*** Opening Information provided ***

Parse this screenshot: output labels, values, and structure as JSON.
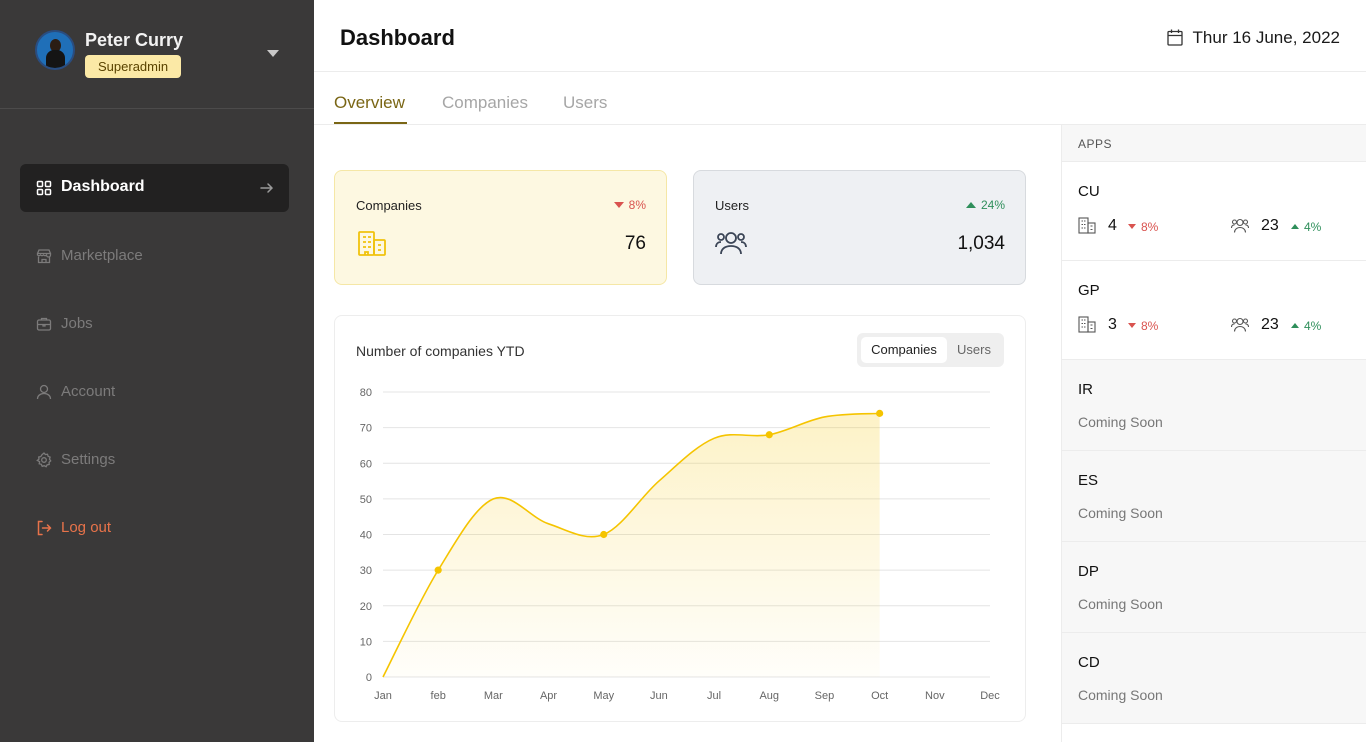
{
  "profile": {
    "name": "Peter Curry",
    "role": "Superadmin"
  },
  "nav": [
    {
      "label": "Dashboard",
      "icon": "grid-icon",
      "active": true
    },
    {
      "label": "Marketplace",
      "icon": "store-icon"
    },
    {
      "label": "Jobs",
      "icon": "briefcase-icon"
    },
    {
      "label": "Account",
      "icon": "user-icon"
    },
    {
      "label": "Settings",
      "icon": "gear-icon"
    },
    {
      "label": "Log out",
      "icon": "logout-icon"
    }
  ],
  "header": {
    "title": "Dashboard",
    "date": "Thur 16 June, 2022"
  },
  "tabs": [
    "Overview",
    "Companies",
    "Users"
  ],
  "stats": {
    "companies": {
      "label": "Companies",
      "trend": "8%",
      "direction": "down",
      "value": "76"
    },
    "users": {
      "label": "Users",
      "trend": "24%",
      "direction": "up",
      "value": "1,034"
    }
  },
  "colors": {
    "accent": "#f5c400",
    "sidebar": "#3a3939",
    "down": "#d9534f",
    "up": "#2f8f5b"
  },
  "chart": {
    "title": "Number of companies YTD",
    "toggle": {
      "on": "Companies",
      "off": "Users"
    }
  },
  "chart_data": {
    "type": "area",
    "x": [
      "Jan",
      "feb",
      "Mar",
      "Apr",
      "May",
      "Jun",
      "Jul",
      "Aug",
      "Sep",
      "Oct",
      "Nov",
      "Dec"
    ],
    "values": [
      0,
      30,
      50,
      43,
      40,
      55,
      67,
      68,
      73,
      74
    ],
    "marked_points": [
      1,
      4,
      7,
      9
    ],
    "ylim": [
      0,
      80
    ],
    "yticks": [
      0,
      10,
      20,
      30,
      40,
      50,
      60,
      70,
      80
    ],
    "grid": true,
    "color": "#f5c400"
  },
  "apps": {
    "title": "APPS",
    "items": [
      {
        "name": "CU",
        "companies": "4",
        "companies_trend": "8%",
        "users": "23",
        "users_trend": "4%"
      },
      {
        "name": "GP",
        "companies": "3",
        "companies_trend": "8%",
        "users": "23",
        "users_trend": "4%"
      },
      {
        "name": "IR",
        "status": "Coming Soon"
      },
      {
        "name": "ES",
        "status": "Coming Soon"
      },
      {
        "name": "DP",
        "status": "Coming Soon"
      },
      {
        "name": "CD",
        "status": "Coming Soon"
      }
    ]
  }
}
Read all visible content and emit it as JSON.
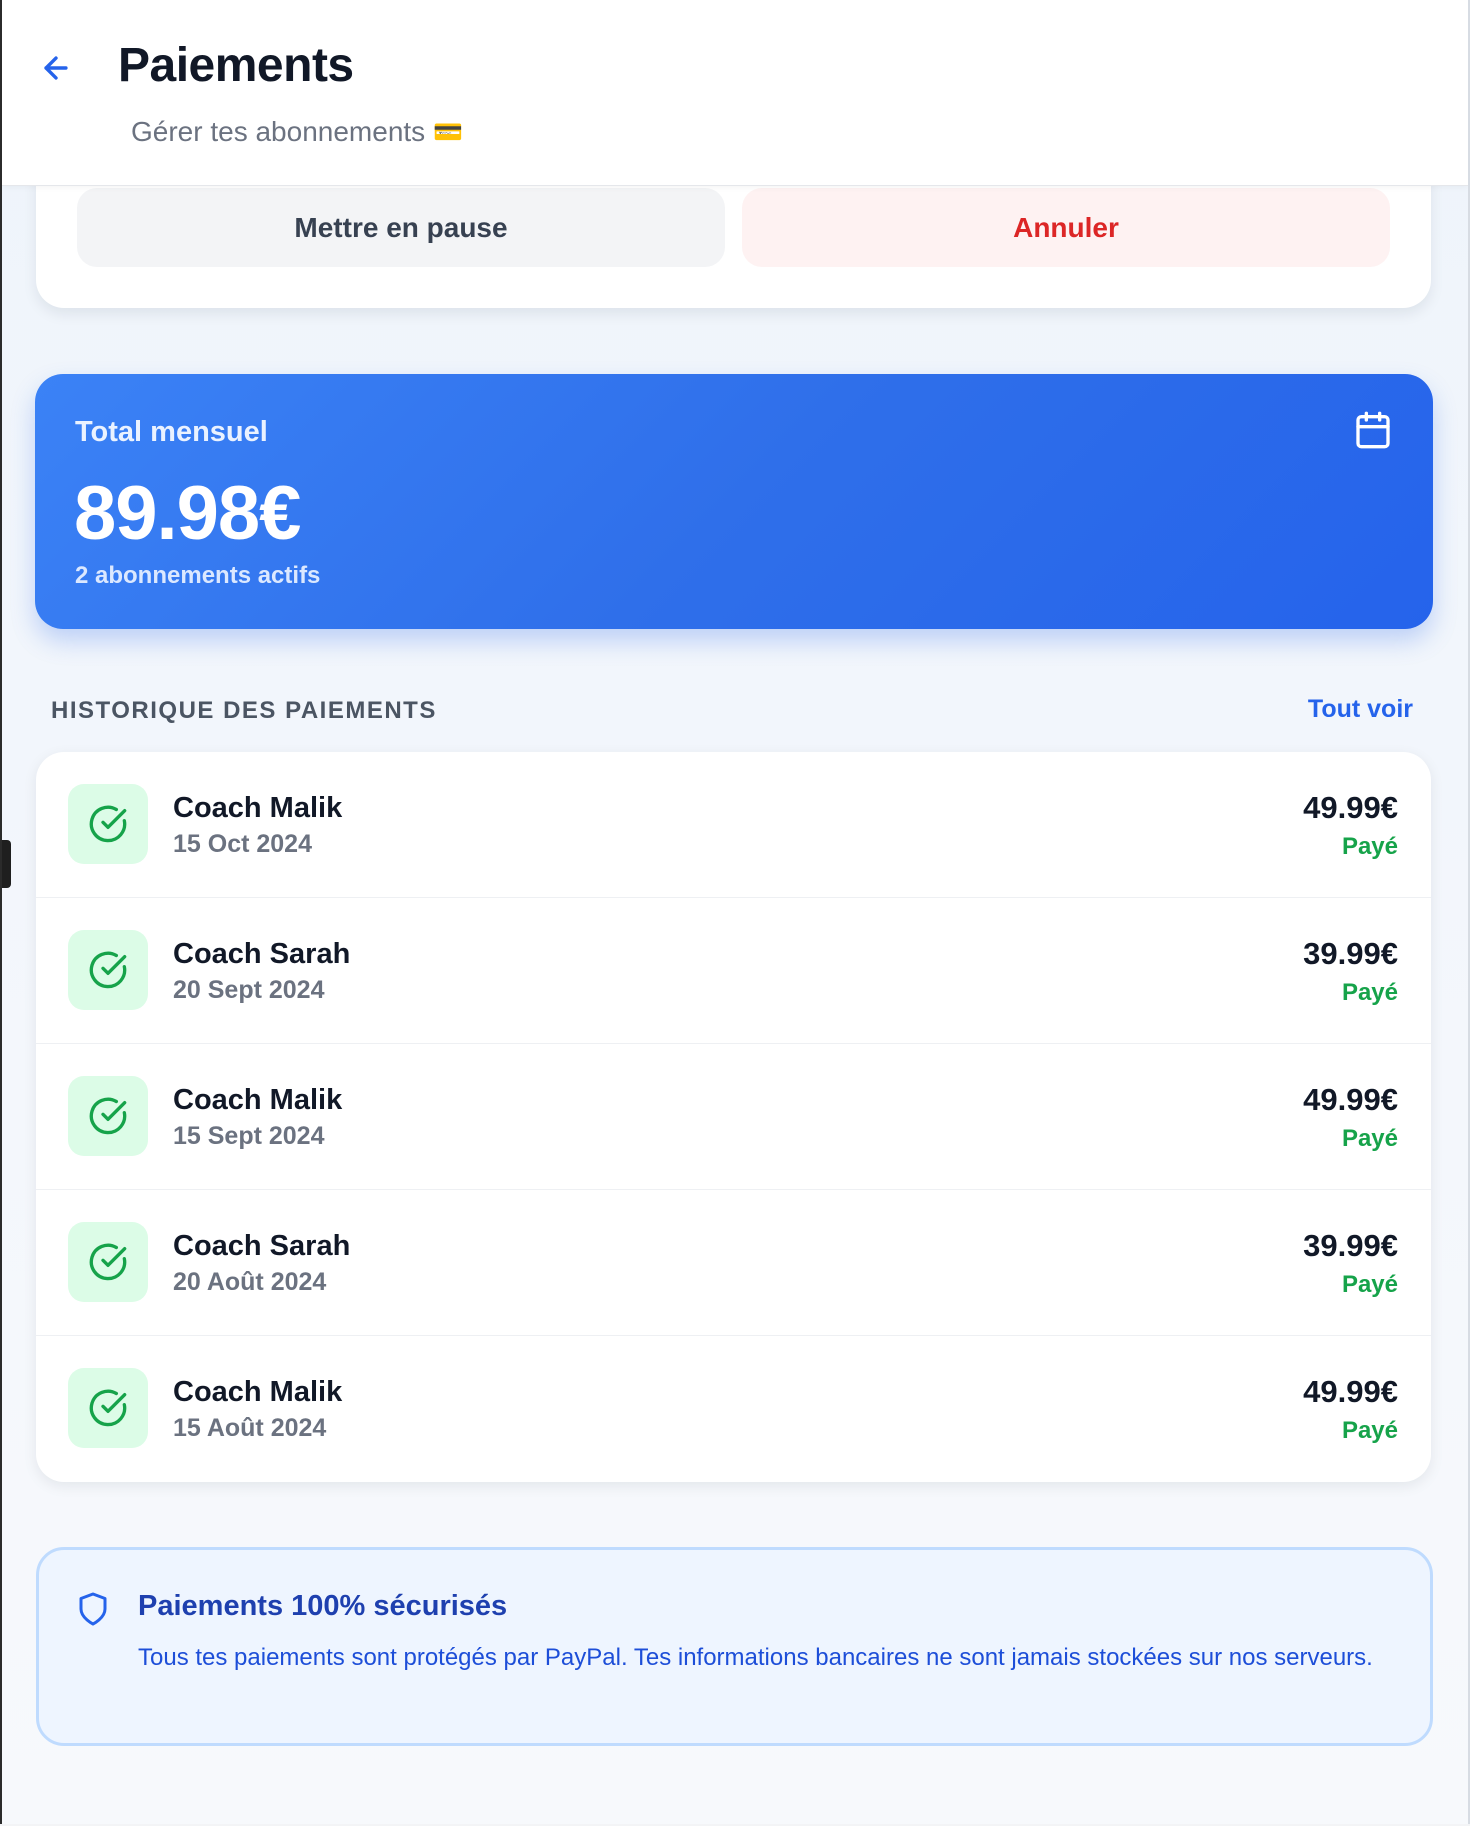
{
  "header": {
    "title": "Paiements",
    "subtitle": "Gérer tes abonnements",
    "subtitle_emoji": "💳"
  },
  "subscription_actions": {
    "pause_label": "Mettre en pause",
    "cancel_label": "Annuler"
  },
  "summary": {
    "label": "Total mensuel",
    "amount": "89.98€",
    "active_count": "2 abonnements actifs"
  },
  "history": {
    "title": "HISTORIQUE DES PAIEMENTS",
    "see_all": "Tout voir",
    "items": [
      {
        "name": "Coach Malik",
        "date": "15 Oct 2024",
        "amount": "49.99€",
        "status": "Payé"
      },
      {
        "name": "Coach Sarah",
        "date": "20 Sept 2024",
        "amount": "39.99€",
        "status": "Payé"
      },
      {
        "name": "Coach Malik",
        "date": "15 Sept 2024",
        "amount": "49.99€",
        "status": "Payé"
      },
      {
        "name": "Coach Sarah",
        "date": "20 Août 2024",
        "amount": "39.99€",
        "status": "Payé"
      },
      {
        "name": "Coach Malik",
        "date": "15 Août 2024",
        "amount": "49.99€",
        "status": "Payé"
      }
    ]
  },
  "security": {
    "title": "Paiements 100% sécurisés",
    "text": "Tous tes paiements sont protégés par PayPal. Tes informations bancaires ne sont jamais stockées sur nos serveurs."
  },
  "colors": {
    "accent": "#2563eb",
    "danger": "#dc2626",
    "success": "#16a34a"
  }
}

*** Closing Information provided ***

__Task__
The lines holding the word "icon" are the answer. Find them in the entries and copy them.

__Task result__
      "icon": "grid-icon",
      "icon": "store-icon"
      "icon": "briefcase-icon"
      "icon": "user-icon"
      "icon": "gear-icon"
      "icon": "logout-icon"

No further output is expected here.